● Requirement
The expected result is every line of the records, printed exactly.

● Entries supplied

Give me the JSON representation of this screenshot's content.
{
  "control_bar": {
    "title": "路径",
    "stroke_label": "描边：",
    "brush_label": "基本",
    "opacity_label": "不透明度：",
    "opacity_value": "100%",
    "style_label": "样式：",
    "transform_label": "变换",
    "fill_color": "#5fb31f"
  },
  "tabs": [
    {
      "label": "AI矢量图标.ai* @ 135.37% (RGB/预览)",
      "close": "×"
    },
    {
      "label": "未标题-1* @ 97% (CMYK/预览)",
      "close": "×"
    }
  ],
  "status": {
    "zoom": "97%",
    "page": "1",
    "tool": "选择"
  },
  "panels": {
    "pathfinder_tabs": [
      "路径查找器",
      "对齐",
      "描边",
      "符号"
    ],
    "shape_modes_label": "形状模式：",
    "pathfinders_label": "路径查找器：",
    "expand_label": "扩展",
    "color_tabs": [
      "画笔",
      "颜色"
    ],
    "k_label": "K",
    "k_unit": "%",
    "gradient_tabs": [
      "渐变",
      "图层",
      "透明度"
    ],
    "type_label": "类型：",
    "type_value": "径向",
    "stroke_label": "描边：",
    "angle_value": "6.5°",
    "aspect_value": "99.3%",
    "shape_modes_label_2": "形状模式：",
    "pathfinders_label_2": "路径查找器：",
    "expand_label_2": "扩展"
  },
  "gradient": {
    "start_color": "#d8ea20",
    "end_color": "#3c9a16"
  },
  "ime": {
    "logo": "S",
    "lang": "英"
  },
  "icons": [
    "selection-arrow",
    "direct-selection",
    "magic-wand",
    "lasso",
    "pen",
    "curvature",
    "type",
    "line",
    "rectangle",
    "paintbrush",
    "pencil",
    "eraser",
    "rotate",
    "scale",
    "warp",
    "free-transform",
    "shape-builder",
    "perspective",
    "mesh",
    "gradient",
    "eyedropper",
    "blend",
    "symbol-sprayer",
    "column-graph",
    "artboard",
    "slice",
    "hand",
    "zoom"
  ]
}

● Solution to this problem
Give me the JSON representation of this screenshot's content.
{
  "control_bar": {
    "title": "路径",
    "stroke_label": "描边：",
    "brush_label": "基本",
    "opacity_label": "不透明度：",
    "opacity_value": "100%",
    "style_label": "样式：",
    "transform_label": "变换",
    "fill_color": "#5fb31f"
  },
  "tabs": [
    {
      "label": "AI矢量图标.ai* @ 135.37% (RGB/预览)",
      "close": "×"
    },
    {
      "label": "未标题-1* @ 97% (CMYK/预览)",
      "close": "×"
    }
  ],
  "status": {
    "zoom": "97%",
    "page": "1",
    "tool": "选择"
  },
  "panels": {
    "pathfinder_tabs": [
      "路径查找器",
      "对齐",
      "描边",
      "符号"
    ],
    "shape_modes_label": "形状模式：",
    "pathfinders_label": "路径查找器：",
    "expand_label": "扩展",
    "color_tabs": [
      "画笔",
      "颜色"
    ],
    "k_label": "K",
    "k_unit": "%",
    "gradient_tabs": [
      "渐变",
      "图层",
      "透明度"
    ],
    "type_label": "类型：",
    "type_value": "径向",
    "stroke_label": "描边：",
    "angle_value": "6.5°",
    "aspect_value": "99.3%",
    "shape_modes_label_2": "形状模式：",
    "pathfinders_label_2": "路径查找器：",
    "expand_label_2": "扩展"
  },
  "gradient": {
    "start_color": "#d8ea20",
    "end_color": "#3c9a16"
  },
  "ime": {
    "logo": "S",
    "lang": "英"
  },
  "icons": [
    "selection-arrow",
    "direct-selection",
    "magic-wand",
    "lasso",
    "pen",
    "curvature",
    "type",
    "line",
    "rectangle",
    "paintbrush",
    "pencil",
    "eraser",
    "rotate",
    "scale",
    "warp",
    "free-transform",
    "shape-builder",
    "perspective",
    "mesh",
    "gradient",
    "eyedropper",
    "blend",
    "symbol-sprayer",
    "column-graph",
    "artboard",
    "slice",
    "hand",
    "zoom"
  ]
}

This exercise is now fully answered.